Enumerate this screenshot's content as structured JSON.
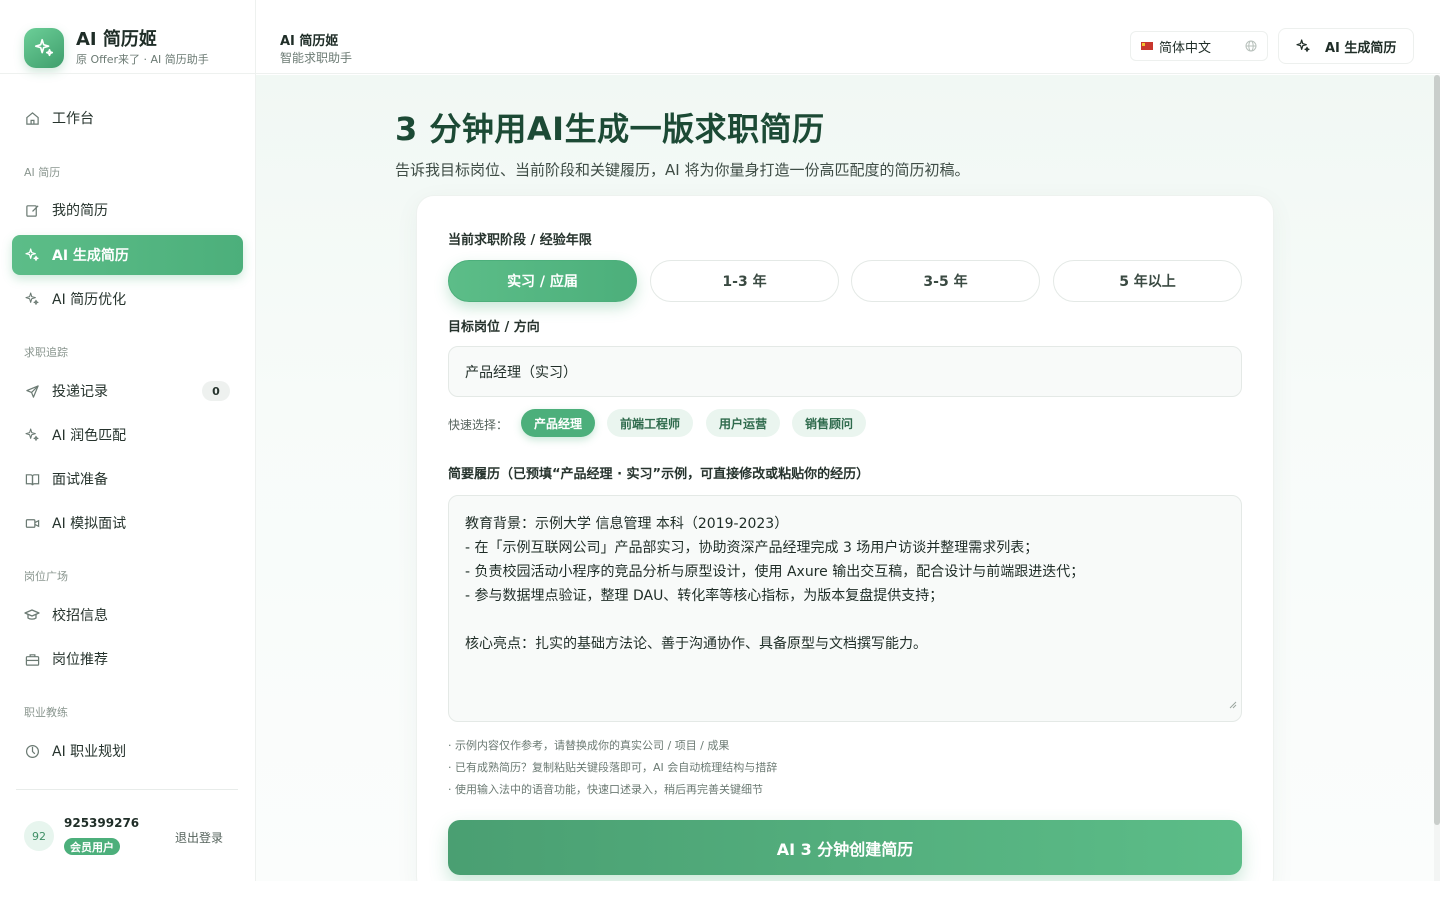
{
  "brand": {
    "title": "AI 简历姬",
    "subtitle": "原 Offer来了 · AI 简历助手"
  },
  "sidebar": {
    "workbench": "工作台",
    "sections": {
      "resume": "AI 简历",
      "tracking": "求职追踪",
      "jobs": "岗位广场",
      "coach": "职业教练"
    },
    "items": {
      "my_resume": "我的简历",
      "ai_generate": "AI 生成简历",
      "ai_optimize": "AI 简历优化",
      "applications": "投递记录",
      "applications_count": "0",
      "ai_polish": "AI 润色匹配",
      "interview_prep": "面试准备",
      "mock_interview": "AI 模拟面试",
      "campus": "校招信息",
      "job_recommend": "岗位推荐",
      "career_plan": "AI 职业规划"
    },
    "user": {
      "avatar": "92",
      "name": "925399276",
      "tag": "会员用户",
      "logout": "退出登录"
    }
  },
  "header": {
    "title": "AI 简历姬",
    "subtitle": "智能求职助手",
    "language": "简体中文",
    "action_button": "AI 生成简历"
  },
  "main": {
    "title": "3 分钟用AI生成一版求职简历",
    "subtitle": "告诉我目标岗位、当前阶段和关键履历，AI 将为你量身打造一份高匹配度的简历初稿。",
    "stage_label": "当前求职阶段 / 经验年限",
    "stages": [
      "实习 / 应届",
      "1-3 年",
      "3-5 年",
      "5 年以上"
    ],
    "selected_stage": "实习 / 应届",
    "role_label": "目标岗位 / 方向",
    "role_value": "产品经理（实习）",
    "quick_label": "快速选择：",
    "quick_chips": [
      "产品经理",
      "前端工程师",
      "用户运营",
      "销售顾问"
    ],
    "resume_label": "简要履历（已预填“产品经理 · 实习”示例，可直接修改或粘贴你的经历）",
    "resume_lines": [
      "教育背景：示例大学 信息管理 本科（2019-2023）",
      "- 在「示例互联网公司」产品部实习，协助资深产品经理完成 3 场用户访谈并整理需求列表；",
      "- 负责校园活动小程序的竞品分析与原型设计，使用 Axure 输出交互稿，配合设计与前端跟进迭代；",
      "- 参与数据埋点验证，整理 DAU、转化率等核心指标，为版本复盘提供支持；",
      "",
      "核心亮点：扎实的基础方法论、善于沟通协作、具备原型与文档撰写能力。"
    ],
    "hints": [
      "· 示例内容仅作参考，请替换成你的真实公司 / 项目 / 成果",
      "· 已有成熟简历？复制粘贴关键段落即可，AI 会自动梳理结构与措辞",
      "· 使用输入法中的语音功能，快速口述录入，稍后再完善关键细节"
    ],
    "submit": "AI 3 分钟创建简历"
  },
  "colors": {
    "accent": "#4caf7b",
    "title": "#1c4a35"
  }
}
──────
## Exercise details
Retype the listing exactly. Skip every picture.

## Answer space
Enumerate this screenshot's content as structured JSON.
{
  "brand": {
    "title": "AI 简历姬",
    "subtitle": "原 Offer来了 · AI 简历助手"
  },
  "sidebar": {
    "workbench": "工作台",
    "sections": {
      "resume": "AI 简历",
      "tracking": "求职追踪",
      "jobs": "岗位广场",
      "coach": "职业教练"
    },
    "items": {
      "my_resume": "我的简历",
      "ai_generate": "AI 生成简历",
      "ai_optimize": "AI 简历优化",
      "applications": "投递记录",
      "applications_count": "0",
      "ai_polish": "AI 润色匹配",
      "interview_prep": "面试准备",
      "mock_interview": "AI 模拟面试",
      "campus": "校招信息",
      "job_recommend": "岗位推荐",
      "career_plan": "AI 职业规划"
    },
    "user": {
      "avatar": "92",
      "name": "925399276",
      "tag": "会员用户",
      "logout": "退出登录"
    }
  },
  "header": {
    "title": "AI 简历姬",
    "subtitle": "智能求职助手",
    "language": "简体中文",
    "action_button": "AI 生成简历"
  },
  "main": {
    "title": "3 分钟用AI生成一版求职简历",
    "subtitle": "告诉我目标岗位、当前阶段和关键履历，AI 将为你量身打造一份高匹配度的简历初稿。",
    "stage_label": "当前求职阶段 / 经验年限",
    "stages": [
      "实习 / 应届",
      "1-3 年",
      "3-5 年",
      "5 年以上"
    ],
    "selected_stage": "实习 / 应届",
    "role_label": "目标岗位 / 方向",
    "role_value": "产品经理（实习）",
    "quick_label": "快速选择：",
    "quick_chips": [
      "产品经理",
      "前端工程师",
      "用户运营",
      "销售顾问"
    ],
    "resume_label": "简要履历（已预填“产品经理 · 实习”示例，可直接修改或粘贴你的经历）",
    "resume_lines": [
      "教育背景：示例大学 信息管理 本科（2019-2023）",
      "- 在「示例互联网公司」产品部实习，协助资深产品经理完成 3 场用户访谈并整理需求列表；",
      "- 负责校园活动小程序的竞品分析与原型设计，使用 Axure 输出交互稿，配合设计与前端跟进迭代；",
      "- 参与数据埋点验证，整理 DAU、转化率等核心指标，为版本复盘提供支持；",
      "",
      "核心亮点：扎实的基础方法论、善于沟通协作、具备原型与文档撰写能力。"
    ],
    "hints": [
      "· 示例内容仅作参考，请替换成你的真实公司 / 项目 / 成果",
      "· 已有成熟简历？复制粘贴关键段落即可，AI 会自动梳理结构与措辞",
      "· 使用输入法中的语音功能，快速口述录入，稍后再完善关键细节"
    ],
    "submit": "AI 3 分钟创建简历"
  },
  "colors": {
    "accent": "#4caf7b",
    "title": "#1c4a35"
  }
}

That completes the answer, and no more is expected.